Exercise data section start
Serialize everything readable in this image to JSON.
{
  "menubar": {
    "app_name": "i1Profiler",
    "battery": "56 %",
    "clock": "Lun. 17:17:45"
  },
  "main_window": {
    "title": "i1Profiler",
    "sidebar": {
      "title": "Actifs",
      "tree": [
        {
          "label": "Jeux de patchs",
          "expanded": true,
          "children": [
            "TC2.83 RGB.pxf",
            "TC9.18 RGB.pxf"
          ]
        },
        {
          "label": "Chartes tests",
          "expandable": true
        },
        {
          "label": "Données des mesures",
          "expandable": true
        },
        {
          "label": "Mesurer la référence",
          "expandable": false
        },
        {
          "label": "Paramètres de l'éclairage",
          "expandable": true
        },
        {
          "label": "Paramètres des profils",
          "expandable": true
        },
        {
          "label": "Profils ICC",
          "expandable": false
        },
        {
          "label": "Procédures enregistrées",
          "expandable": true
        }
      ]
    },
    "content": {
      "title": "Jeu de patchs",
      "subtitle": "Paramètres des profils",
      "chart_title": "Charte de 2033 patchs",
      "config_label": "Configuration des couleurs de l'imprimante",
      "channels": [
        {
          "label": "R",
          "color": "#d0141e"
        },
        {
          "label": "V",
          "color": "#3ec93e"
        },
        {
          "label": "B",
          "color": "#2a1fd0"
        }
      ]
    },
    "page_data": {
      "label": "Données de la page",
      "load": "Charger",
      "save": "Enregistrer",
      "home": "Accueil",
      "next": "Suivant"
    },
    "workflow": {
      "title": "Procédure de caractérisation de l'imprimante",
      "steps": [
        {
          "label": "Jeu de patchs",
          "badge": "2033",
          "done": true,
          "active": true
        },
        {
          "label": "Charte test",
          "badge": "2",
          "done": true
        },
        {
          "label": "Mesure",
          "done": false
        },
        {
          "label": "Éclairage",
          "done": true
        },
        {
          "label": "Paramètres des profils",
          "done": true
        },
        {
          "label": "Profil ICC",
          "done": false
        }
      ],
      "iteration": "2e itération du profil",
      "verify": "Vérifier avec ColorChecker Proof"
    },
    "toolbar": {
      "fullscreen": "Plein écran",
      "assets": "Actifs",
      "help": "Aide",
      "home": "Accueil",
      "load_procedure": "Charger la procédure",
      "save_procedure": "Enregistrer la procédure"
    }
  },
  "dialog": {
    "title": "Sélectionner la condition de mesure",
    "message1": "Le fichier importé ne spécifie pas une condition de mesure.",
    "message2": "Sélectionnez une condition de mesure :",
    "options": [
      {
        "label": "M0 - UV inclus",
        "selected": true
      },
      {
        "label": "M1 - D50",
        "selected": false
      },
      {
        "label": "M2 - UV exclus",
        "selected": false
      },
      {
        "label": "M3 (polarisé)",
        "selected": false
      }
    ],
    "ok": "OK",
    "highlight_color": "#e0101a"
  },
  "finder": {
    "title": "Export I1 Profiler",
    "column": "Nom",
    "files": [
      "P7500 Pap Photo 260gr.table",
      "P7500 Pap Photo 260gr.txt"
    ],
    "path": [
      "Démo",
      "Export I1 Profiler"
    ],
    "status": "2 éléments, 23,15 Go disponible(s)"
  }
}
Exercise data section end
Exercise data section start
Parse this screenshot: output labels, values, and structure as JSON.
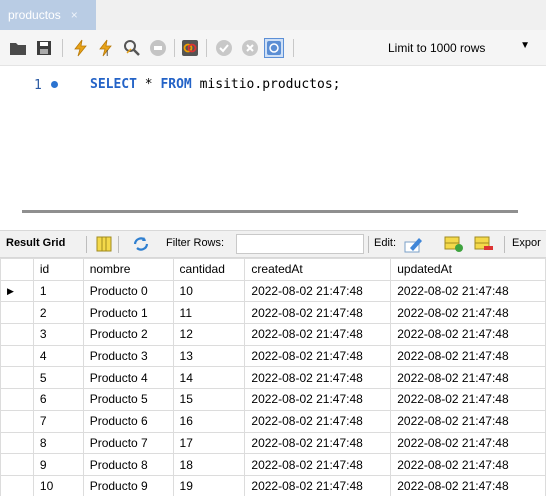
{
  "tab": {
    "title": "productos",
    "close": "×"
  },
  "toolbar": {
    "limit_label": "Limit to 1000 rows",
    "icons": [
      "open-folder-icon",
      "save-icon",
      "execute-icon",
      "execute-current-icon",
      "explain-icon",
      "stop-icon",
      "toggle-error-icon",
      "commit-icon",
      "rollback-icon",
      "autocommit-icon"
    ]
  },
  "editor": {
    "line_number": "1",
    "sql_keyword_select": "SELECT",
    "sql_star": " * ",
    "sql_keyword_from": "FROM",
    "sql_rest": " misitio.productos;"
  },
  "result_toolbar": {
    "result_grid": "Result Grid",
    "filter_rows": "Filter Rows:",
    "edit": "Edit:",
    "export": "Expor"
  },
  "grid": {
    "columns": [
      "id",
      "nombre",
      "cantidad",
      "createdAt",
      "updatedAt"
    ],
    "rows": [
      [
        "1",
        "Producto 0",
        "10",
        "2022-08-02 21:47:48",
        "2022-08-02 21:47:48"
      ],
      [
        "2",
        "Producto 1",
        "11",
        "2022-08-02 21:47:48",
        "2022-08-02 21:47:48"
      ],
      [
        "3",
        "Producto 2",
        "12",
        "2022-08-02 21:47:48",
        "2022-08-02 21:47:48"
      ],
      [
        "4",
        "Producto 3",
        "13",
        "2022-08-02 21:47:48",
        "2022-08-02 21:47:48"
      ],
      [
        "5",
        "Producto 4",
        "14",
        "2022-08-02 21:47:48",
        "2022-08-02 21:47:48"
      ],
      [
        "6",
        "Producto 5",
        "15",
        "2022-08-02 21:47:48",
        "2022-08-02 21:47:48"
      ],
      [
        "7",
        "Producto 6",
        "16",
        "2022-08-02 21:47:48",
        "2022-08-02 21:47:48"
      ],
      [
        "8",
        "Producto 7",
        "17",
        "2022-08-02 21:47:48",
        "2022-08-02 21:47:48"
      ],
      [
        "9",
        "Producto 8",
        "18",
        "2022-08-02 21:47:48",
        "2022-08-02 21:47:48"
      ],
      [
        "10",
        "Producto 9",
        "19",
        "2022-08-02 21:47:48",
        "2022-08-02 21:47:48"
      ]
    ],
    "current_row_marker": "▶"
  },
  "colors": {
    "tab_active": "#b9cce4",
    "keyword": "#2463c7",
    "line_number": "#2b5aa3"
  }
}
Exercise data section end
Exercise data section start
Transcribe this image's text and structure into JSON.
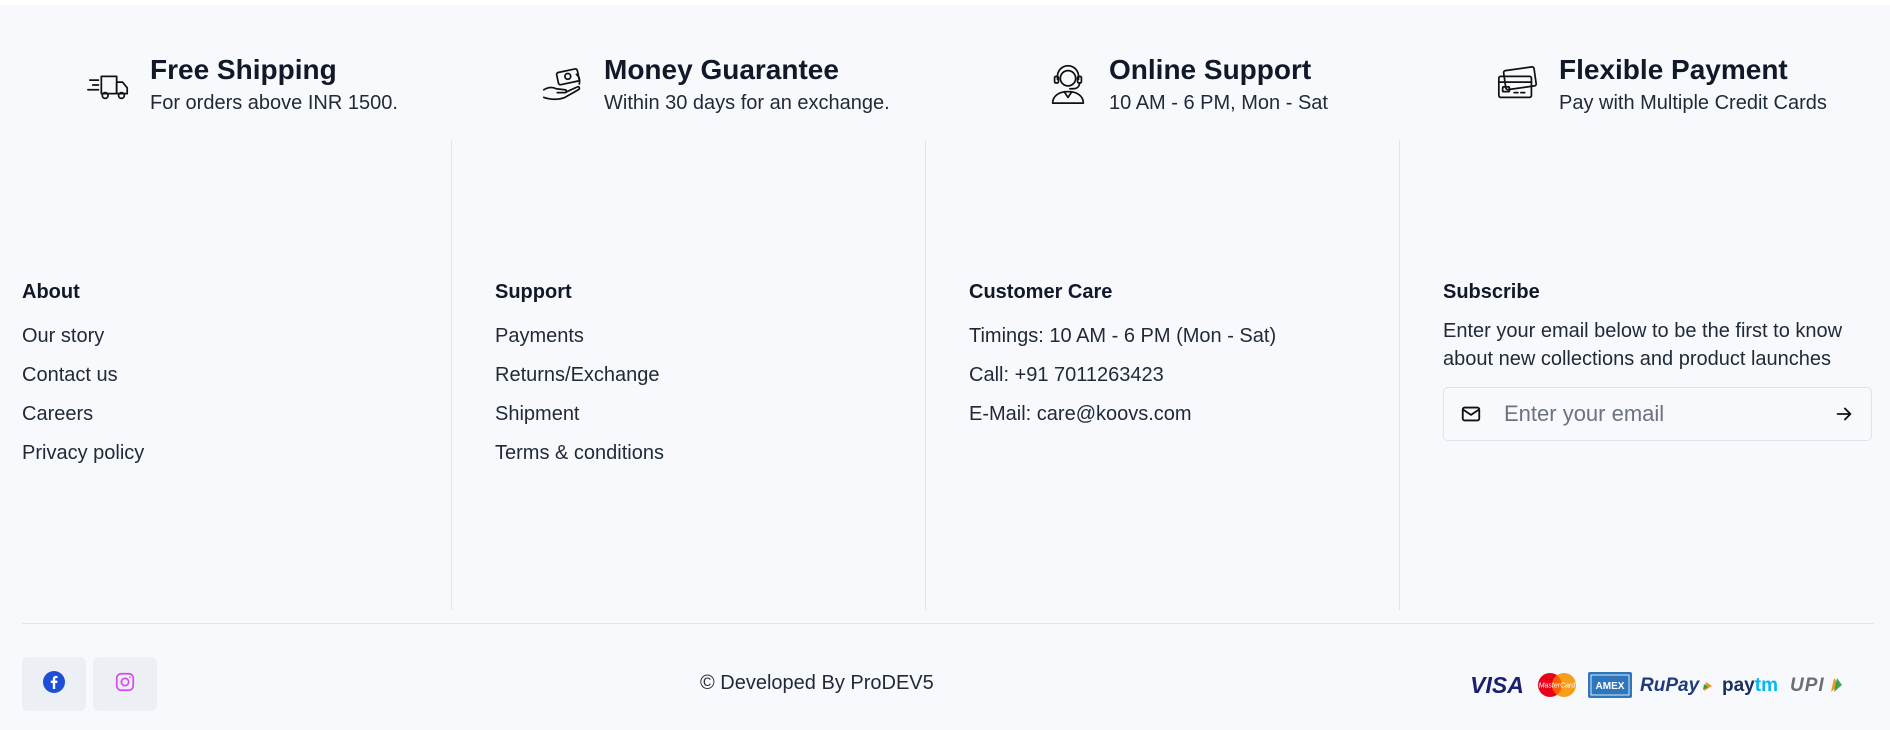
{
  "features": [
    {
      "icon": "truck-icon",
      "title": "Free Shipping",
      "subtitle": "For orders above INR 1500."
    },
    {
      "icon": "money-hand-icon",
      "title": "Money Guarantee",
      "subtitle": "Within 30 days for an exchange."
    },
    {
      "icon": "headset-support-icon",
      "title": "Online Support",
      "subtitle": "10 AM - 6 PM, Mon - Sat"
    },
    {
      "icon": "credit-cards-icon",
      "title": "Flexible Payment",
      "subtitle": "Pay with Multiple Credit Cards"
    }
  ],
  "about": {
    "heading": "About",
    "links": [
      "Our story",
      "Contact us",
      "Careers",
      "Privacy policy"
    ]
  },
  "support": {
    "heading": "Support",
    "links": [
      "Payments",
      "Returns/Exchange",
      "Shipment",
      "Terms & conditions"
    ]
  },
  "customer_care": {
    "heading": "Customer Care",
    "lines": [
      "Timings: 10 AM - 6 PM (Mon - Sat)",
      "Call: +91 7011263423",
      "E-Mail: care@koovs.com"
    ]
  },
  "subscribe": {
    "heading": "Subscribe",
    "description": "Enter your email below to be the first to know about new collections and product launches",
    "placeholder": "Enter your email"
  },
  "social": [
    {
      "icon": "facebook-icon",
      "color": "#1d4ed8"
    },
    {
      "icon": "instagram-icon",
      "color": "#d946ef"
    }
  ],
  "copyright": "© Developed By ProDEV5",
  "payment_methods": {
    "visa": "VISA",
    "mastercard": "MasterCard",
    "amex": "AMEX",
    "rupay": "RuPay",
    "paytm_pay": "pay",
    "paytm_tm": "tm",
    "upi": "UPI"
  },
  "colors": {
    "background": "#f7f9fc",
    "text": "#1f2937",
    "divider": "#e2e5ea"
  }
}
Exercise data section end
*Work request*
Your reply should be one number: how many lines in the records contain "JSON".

*Your response*
3